TASK PROMPT: In the copy, include every entry exactly but none of the images.

DATASET ENTRIES:
┌────────
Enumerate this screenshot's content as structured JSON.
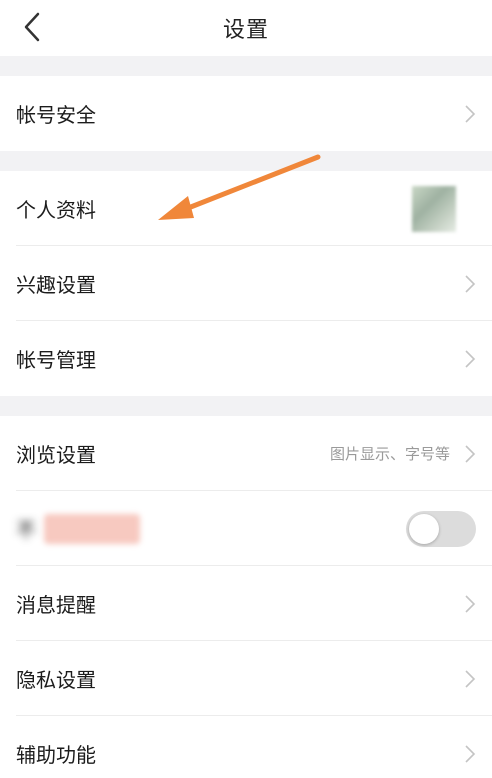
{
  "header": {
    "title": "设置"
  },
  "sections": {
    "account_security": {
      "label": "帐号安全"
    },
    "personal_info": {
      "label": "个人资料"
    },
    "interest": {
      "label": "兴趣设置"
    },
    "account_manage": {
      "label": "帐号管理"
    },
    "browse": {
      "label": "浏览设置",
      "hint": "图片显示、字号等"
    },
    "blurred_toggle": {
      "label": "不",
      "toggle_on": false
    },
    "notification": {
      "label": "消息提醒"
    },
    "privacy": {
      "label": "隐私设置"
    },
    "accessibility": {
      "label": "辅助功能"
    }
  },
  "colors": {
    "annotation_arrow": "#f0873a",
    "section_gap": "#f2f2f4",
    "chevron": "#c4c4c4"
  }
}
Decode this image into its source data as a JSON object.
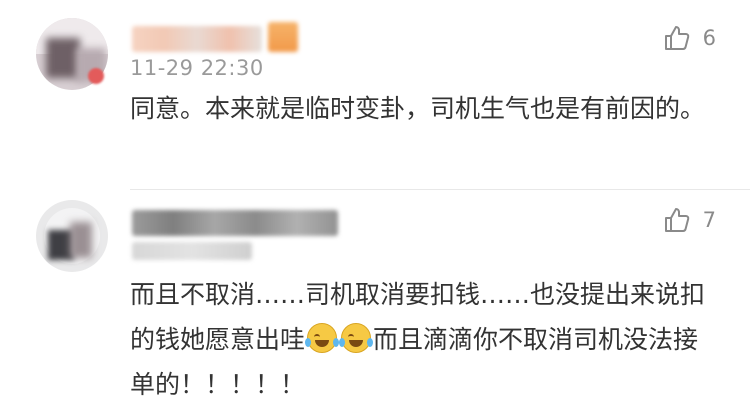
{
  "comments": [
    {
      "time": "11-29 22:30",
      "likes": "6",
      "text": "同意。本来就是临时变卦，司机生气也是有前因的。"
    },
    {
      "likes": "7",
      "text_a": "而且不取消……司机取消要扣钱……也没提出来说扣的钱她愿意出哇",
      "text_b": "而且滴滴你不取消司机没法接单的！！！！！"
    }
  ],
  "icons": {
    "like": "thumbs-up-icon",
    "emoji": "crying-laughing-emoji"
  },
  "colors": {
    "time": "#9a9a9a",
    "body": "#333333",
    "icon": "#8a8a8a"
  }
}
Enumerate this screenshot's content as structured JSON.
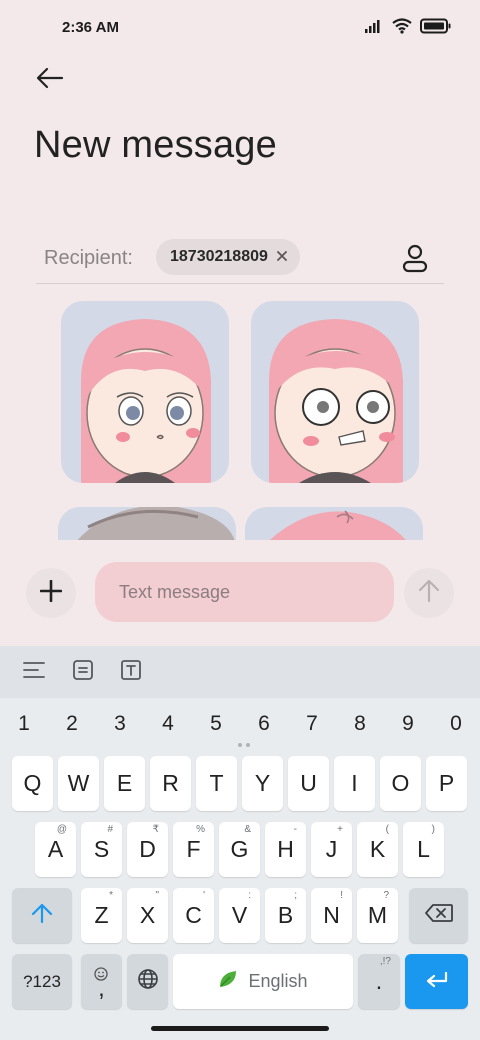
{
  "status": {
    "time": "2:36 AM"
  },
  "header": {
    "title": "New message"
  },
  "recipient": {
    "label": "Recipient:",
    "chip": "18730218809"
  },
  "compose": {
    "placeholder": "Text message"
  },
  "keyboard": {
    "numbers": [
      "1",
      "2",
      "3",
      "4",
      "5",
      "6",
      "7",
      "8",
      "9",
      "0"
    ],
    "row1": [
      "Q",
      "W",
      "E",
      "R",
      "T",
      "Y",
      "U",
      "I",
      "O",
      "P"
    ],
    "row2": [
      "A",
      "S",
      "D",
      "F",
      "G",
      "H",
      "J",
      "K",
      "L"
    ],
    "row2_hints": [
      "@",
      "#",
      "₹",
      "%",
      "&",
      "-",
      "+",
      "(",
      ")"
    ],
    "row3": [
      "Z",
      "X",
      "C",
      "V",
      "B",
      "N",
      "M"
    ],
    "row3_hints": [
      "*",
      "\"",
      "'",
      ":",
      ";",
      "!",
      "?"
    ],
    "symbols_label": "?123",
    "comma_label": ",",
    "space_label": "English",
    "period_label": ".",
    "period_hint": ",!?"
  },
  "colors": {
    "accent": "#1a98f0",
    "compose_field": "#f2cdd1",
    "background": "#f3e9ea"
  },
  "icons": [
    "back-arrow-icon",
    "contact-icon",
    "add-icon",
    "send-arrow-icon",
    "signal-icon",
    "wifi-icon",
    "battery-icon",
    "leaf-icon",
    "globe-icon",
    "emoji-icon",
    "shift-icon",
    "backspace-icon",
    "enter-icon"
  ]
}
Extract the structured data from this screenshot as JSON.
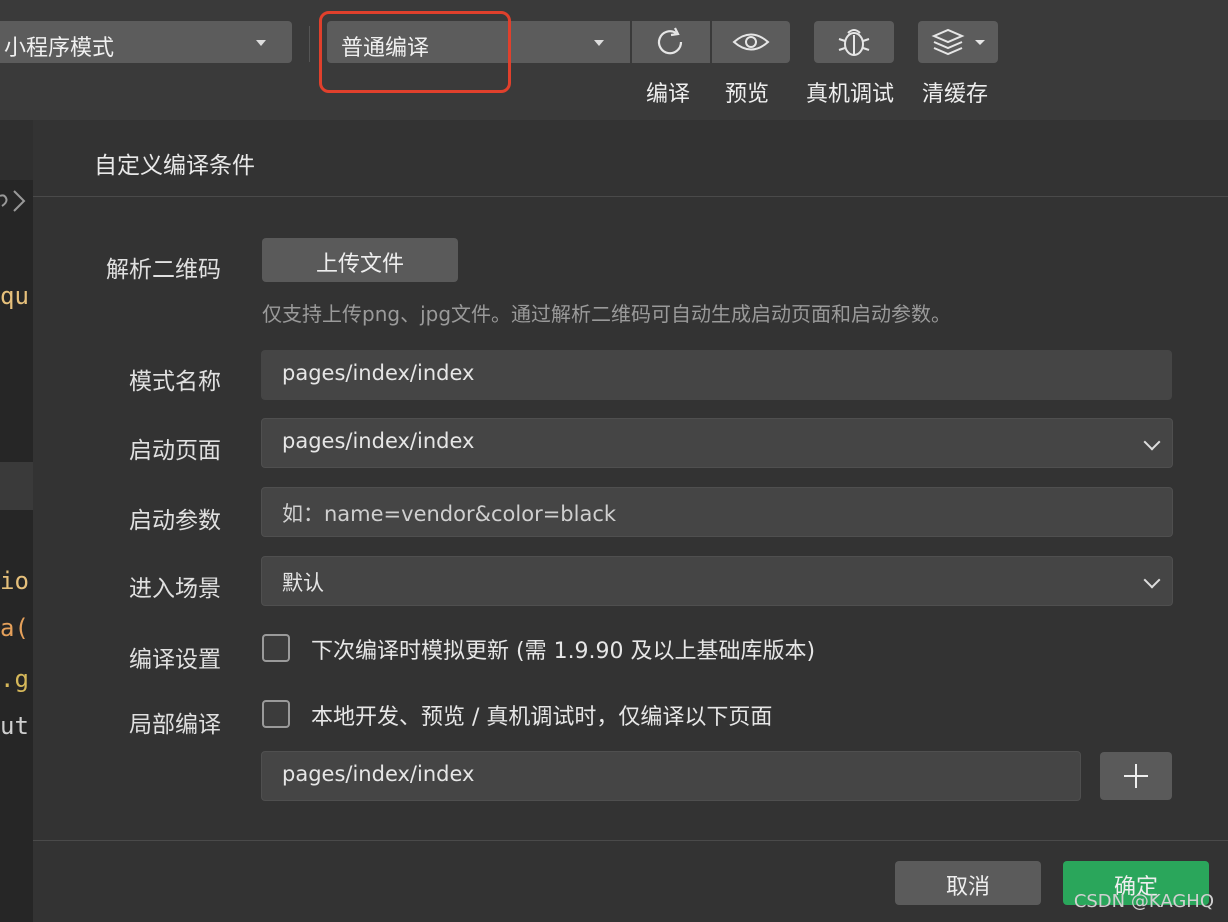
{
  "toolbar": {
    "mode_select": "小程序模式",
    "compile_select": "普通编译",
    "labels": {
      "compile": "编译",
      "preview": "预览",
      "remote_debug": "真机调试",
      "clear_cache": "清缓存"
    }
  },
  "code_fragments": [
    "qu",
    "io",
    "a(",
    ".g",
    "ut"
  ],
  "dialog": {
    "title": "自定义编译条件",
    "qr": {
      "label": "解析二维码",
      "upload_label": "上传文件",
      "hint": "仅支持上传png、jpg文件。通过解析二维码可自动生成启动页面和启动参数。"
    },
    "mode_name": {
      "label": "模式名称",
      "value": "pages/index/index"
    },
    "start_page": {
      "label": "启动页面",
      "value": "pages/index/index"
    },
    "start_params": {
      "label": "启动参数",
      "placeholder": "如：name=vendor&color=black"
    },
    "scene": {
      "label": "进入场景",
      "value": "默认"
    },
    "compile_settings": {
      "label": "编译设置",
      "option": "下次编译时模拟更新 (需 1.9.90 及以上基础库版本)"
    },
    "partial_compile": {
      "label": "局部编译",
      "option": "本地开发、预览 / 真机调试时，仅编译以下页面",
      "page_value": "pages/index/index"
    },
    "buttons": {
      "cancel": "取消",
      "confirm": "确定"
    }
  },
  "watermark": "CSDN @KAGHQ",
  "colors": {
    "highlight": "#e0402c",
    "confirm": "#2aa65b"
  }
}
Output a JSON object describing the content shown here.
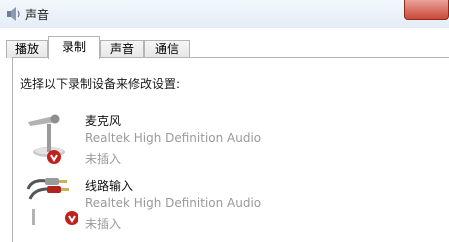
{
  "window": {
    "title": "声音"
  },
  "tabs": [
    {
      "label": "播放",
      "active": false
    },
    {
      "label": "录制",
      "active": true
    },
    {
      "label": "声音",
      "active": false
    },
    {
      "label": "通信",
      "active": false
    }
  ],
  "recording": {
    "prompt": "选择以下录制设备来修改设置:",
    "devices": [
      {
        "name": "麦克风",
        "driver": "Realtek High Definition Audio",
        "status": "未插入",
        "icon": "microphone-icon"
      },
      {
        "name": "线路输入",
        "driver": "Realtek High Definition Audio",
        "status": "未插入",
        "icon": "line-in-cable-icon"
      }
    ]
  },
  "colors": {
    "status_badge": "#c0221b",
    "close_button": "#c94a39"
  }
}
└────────
YOUR RESPONSE:
Enumerate this screenshot's content as structured JSON.
{
  "header": {
    "title": "设置"
  },
  "sections": {
    "account_security": {
      "label": "帐号安全"
    },
    "personal_info": {
      "label": "个人资料"
    },
    "interest": {
      "label": "兴趣设置"
    },
    "account_manage": {
      "label": "帐号管理"
    },
    "browse": {
      "label": "浏览设置",
      "hint": "图片显示、字号等"
    },
    "blurred_toggle": {
      "label": "不",
      "toggle_on": false
    },
    "notification": {
      "label": "消息提醒"
    },
    "privacy": {
      "label": "隐私设置"
    },
    "accessibility": {
      "label": "辅助功能"
    }
  },
  "colors": {
    "annotation_arrow": "#f0873a",
    "section_gap": "#f2f2f4",
    "chevron": "#c4c4c4"
  }
}
Decode this image into its source data as a JSON object.
{
  "comments": [
    {
      "time": "11-29 22:30",
      "likes": "6",
      "text": "同意。本来就是临时变卦，司机生气也是有前因的。"
    },
    {
      "likes": "7",
      "text_a": "而且不取消……司机取消要扣钱……也没提出来说扣的钱她愿意出哇",
      "text_b": "而且滴滴你不取消司机没法接单的！！！！！"
    }
  ],
  "icons": {
    "like": "thumbs-up-icon",
    "emoji": "crying-laughing-emoji"
  },
  "colors": {
    "time": "#9a9a9a",
    "body": "#333333",
    "icon": "#8a8a8a"
  }
}
Enumerate this screenshot's content as structured JSON.
{
  "status": {
    "time": "2:36 AM"
  },
  "header": {
    "title": "New message"
  },
  "recipient": {
    "label": "Recipient:",
    "chip": "18730218809"
  },
  "compose": {
    "placeholder": "Text message"
  },
  "keyboard": {
    "numbers": [
      "1",
      "2",
      "3",
      "4",
      "5",
      "6",
      "7",
      "8",
      "9",
      "0"
    ],
    "row1": [
      "Q",
      "W",
      "E",
      "R",
      "T",
      "Y",
      "U",
      "I",
      "O",
      "P"
    ],
    "row2": [
      "A",
      "S",
      "D",
      "F",
      "G",
      "H",
      "J",
      "K",
      "L"
    ],
    "row2_hints": [
      "@",
      "#",
      "₹",
      "%",
      "&",
      "-",
      "+",
      "(",
      ")"
    ],
    "row3": [
      "Z",
      "X",
      "C",
      "V",
      "B",
      "N",
      "M"
    ],
    "row3_hints": [
      "*",
      "\"",
      "'",
      ":",
      ";",
      "!",
      "?"
    ],
    "symbols_label": "?123",
    "comma_label": ",",
    "space_label": "English",
    "period_label": ".",
    "period_hint": ",!?"
  },
  "colors": {
    "accent": "#1a98f0",
    "compose_field": "#f2cdd1",
    "background": "#f3e9ea"
  },
  "icons": [
    "back-arrow-icon",
    "contact-icon",
    "add-icon",
    "send-arrow-icon",
    "signal-icon",
    "wifi-icon",
    "battery-icon",
    "leaf-icon",
    "globe-icon",
    "emoji-icon",
    "shift-icon",
    "backspace-icon",
    "enter-icon"
  ]
}
Extract the structured data from this screenshot as JSON.
{
  "toolbar": {
    "mode_select": "小程序模式",
    "compile_select": "普通编译",
    "labels": {
      "compile": "编译",
      "preview": "预览",
      "remote_debug": "真机调试",
      "clear_cache": "清缓存"
    }
  },
  "code_fragments": [
    "qu",
    "io",
    "a(",
    ".g",
    "ut"
  ],
  "dialog": {
    "title": "自定义编译条件",
    "qr": {
      "label": "解析二维码",
      "upload_label": "上传文件",
      "hint": "仅支持上传png、jpg文件。通过解析二维码可自动生成启动页面和启动参数。"
    },
    "mode_name": {
      "label": "模式名称",
      "value": "pages/index/index"
    },
    "start_page": {
      "label": "启动页面",
      "value": "pages/index/index"
    },
    "start_params": {
      "label": "启动参数",
      "placeholder": "如：name=vendor&color=black"
    },
    "scene": {
      "label": "进入场景",
      "value": "默认"
    },
    "compile_settings": {
      "label": "编译设置",
      "option": "下次编译时模拟更新 (需 1.9.90 及以上基础库版本)"
    },
    "partial_compile": {
      "label": "局部编译",
      "option": "本地开发、预览 / 真机调试时，仅编译以下页面",
      "page_value": "pages/index/index"
    },
    "buttons": {
      "cancel": "取消",
      "confirm": "确定"
    }
  },
  "watermark": "CSDN @KAGHQ",
  "colors": {
    "highlight": "#e0402c",
    "confirm": "#2aa65b"
  }
}
Output a JSON object describing the content shown here.
{
  "window": {
    "title": "声音"
  },
  "tabs": [
    {
      "label": "播放",
      "active": false
    },
    {
      "label": "录制",
      "active": true
    },
    {
      "label": "声音",
      "active": false
    },
    {
      "label": "通信",
      "active": false
    }
  ],
  "recording": {
    "prompt": "选择以下录制设备来修改设置:",
    "devices": [
      {
        "name": "麦克风",
        "driver": "Realtek High Definition Audio",
        "status": "未插入",
        "icon": "microphone-icon"
      },
      {
        "name": "线路输入",
        "driver": "Realtek High Definition Audio",
        "status": "未插入",
        "icon": "line-in-cable-icon"
      }
    ]
  },
  "colors": {
    "status_badge": "#c0221b",
    "close_button": "#c94a39"
  }
}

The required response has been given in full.